__Record excerpts__
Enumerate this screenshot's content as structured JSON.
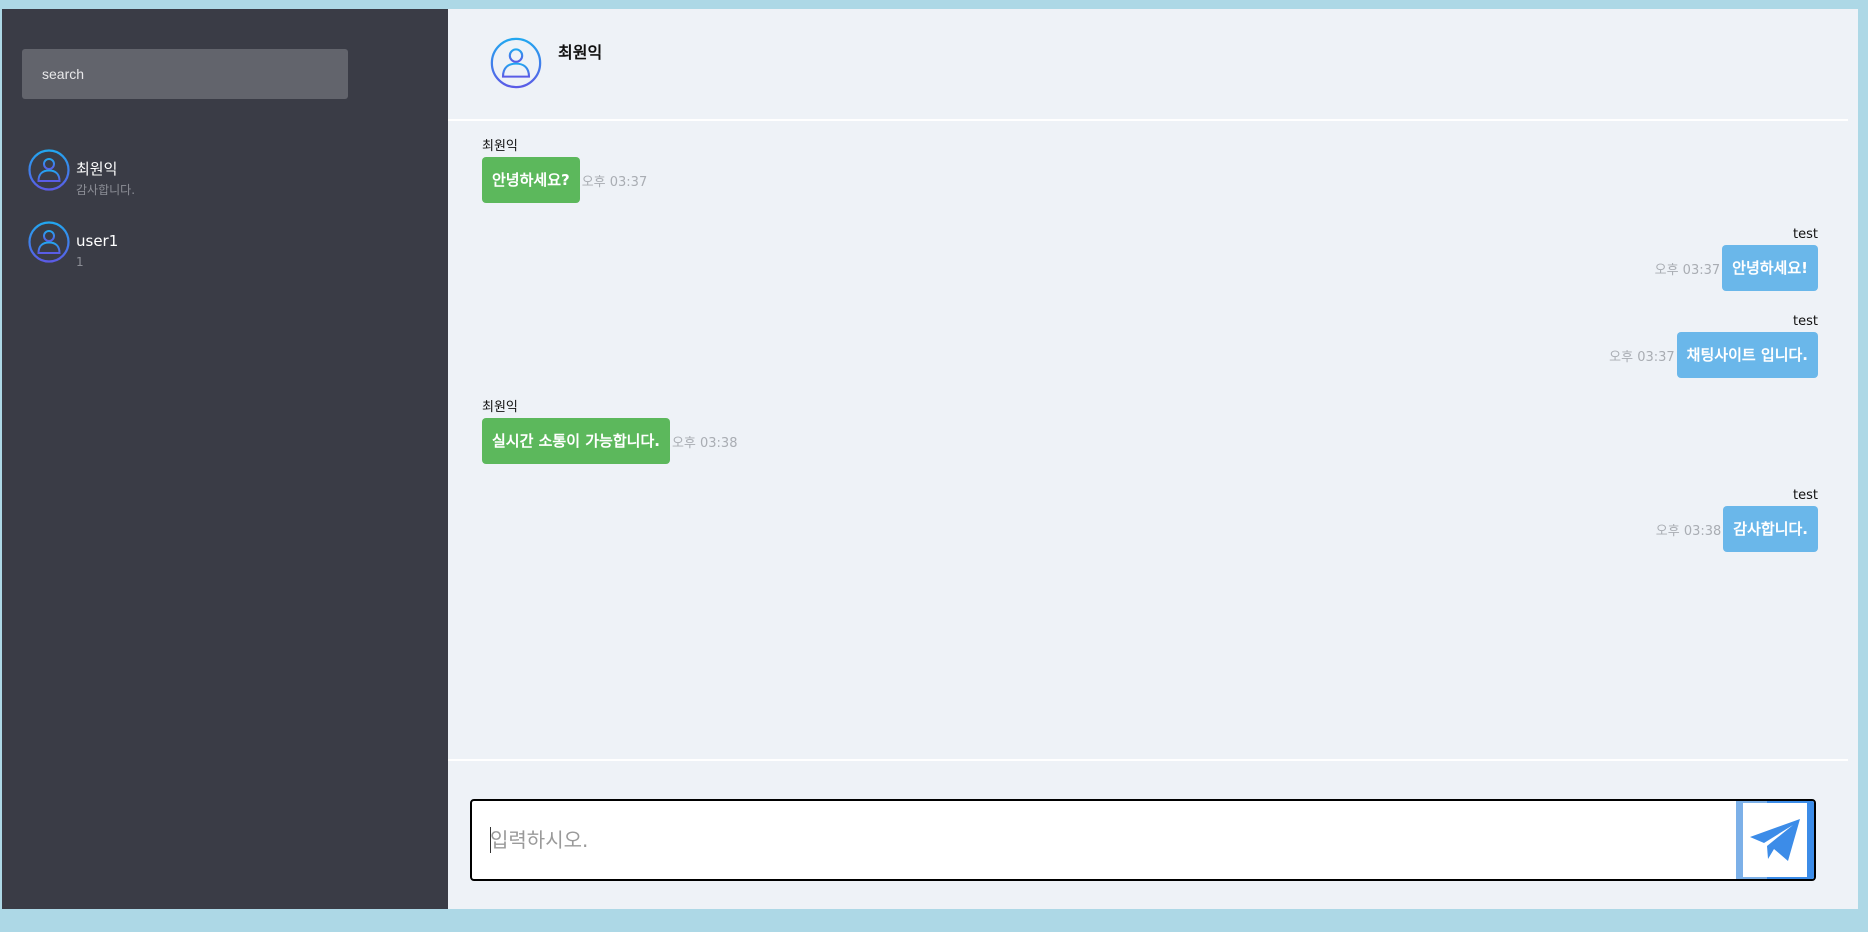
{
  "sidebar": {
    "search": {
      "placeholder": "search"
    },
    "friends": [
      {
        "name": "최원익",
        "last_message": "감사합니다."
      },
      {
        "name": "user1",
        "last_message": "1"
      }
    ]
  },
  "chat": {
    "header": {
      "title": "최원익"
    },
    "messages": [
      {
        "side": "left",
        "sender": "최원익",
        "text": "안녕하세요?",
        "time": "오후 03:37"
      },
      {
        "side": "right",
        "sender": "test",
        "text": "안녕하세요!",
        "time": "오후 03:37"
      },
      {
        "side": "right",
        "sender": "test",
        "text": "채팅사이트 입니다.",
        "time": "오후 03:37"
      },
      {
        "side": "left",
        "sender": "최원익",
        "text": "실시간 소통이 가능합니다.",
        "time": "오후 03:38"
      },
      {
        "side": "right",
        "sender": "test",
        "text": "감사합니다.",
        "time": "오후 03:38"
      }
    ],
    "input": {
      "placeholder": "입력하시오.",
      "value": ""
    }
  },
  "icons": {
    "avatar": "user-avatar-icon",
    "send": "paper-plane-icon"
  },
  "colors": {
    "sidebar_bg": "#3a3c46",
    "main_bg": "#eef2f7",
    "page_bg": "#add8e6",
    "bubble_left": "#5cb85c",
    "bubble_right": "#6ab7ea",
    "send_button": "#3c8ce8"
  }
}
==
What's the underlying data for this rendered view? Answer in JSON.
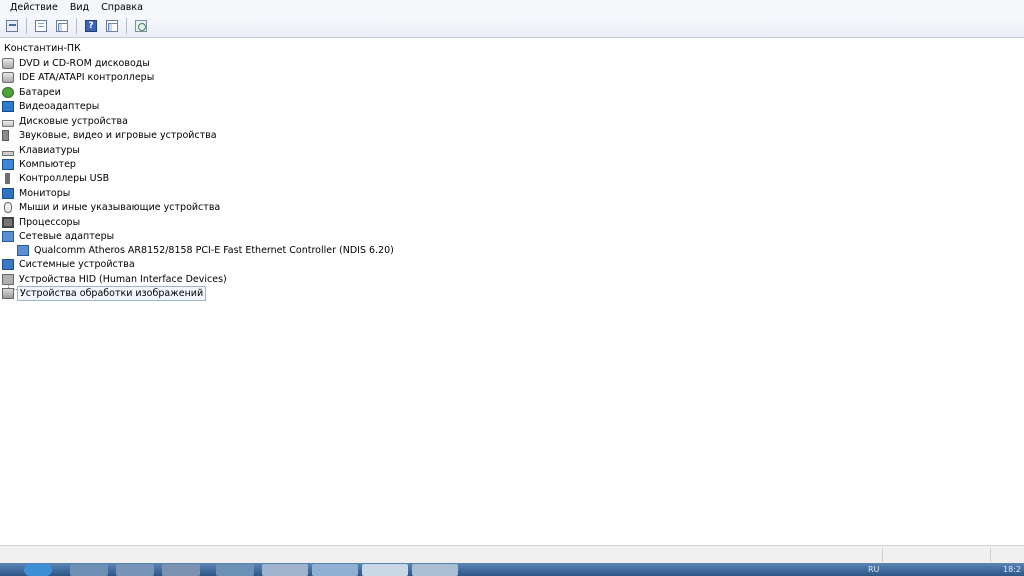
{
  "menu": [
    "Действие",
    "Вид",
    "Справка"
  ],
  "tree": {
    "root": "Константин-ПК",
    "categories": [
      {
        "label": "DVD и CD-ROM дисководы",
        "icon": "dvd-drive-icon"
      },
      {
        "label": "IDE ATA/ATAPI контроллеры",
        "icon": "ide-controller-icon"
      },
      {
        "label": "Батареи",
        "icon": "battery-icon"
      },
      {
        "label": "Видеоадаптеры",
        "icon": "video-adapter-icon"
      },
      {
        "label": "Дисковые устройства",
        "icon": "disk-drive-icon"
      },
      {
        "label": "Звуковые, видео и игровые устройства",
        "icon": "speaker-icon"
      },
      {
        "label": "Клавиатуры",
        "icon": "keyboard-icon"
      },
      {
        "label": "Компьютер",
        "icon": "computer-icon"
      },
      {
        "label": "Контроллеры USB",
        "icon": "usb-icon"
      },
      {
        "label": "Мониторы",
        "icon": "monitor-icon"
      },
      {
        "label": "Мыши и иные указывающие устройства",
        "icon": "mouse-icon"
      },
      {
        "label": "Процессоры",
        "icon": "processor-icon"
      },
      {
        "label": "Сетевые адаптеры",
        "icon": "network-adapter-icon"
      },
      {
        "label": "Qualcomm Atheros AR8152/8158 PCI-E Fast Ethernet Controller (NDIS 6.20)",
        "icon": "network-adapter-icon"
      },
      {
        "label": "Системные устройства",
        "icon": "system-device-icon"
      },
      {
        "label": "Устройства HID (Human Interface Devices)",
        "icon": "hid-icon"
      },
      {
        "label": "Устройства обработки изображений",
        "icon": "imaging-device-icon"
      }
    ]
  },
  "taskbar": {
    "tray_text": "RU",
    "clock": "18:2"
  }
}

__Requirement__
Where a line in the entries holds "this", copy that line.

__Solved exercise__
Enumerate this screenshot's content as structured JSON.
What's the underlying data for this rendered view? Answer in JSON.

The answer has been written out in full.